Marty Linn, General Motors principal engineer for robotics, shakes hands with Robonaut 2, the robot that led to the development of the gloves. NASA/GM

They were initially created with robots on the International Space Station (ISS) in mind, but such “Robogloves” would be possibly helping Earthlings in the fields of health-care and manufacturing in the near future.

It has taken nine years for General Motors and NASA to create these gloves. The technology was initially developed for use for NASA’s Robonaut 2, which was sent  into space in 2011. But at present it is practically used for soft wearable gloves.

The gloves is characteristic of a network of sensors, actuators as well as some “tendons”, which would make it possible for the wearer to take up tools with enhanced force, at the same time the user would keep the normal dexterity of a human hand. So It is kind of a soft exoskeleton for your hand.

It was In 2012 that the glove was being developed, NASA said that it was necessary for people to use 15 to 20 pounds of force to grip a tool in the course of  operation.
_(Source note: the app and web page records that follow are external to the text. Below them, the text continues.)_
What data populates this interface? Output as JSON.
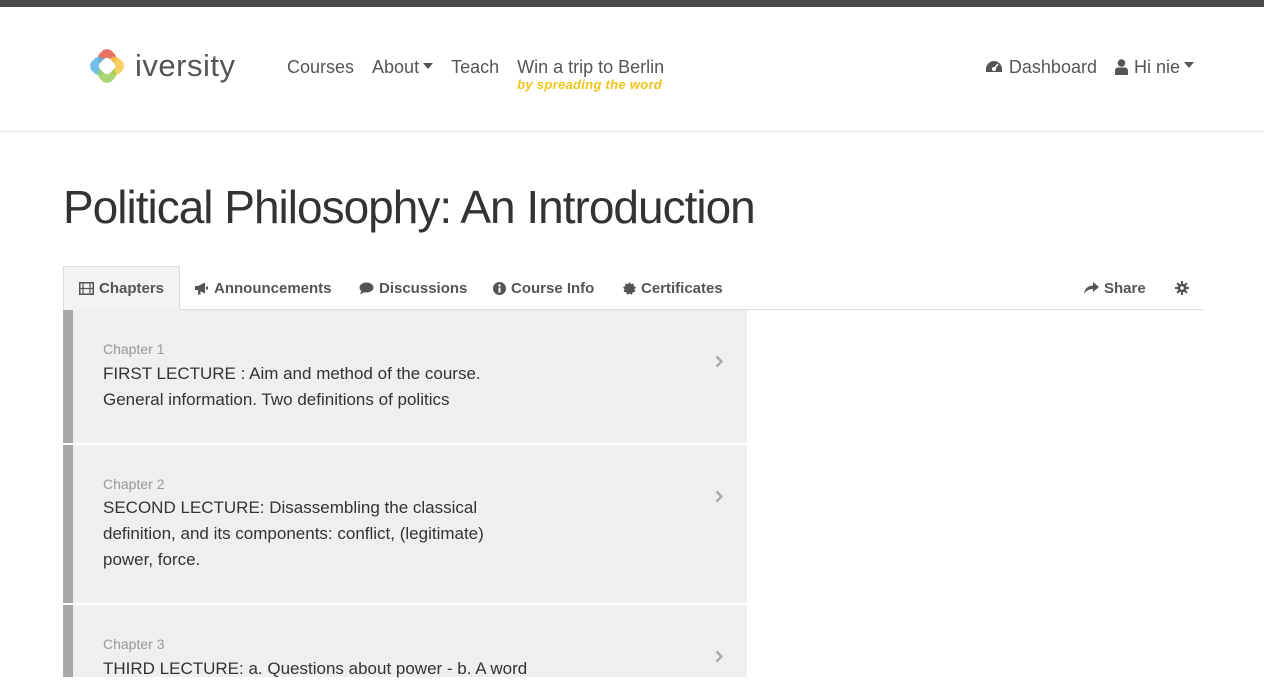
{
  "brand": {
    "name": "iversity"
  },
  "nav": {
    "courses": "Courses",
    "about": "About",
    "teach": "Teach",
    "promo_title": "Win a trip to Berlin",
    "promo_subtitle": "by spreading the word",
    "dashboard": "Dashboard",
    "user_greeting": "Hi nie"
  },
  "course": {
    "title": "Political Philosophy: An Introduction"
  },
  "tabs": {
    "chapters": "Chapters",
    "announcements": "Announcements",
    "discussions": "Discussions",
    "course_info": "Course Info",
    "certificates": "Certificates",
    "share": "Share"
  },
  "chapters": [
    {
      "number": "Chapter 1",
      "title": "FIRST LECTURE : Aim and method of the course. General information. Two definitions of politics"
    },
    {
      "number": "Chapter 2",
      "title": "SECOND LECTURE: Disassembling the classical definition, and its components: conflict, (legitimate) power, force."
    },
    {
      "number": "Chapter 3",
      "title": "THIRD LECTURE: a. Questions about power - b. A word"
    }
  ],
  "colors": {
    "promo": "#f0c419",
    "accent_bar": "#a8a8a8",
    "top_bar": "#4a4a48"
  },
  "icons": [
    "film-icon",
    "bullhorn-icon",
    "comment-icon",
    "info-circle-icon",
    "certificate-icon",
    "share-icon",
    "gear-icon",
    "dashboard-icon",
    "user-icon",
    "chevron-right-icon",
    "caret-down-icon"
  ]
}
However, with the help from such robotic glove, just 5 to 10 pounds of force would do it well.

As Kurt Wiese, vice president of General Motors Global Manufacturing Engineering, said in a news release: the successor to RoboGlove could decrease the amount of force that was necessary for a worker to apply when using  a tool for a longer time or repeating the action for a period.

Therefore, such RoboGlove would be the better optional tool for assembly workers, manual laborers, and even surgeons. Not long long, General Motors had signed a licensing agreement with Bioservo Technologies AB, a Swedish medical technology company, although the applications for biomedicine had some way to go before the practical results came out.


An up-close shot of the RoboGlove design. NASA/GM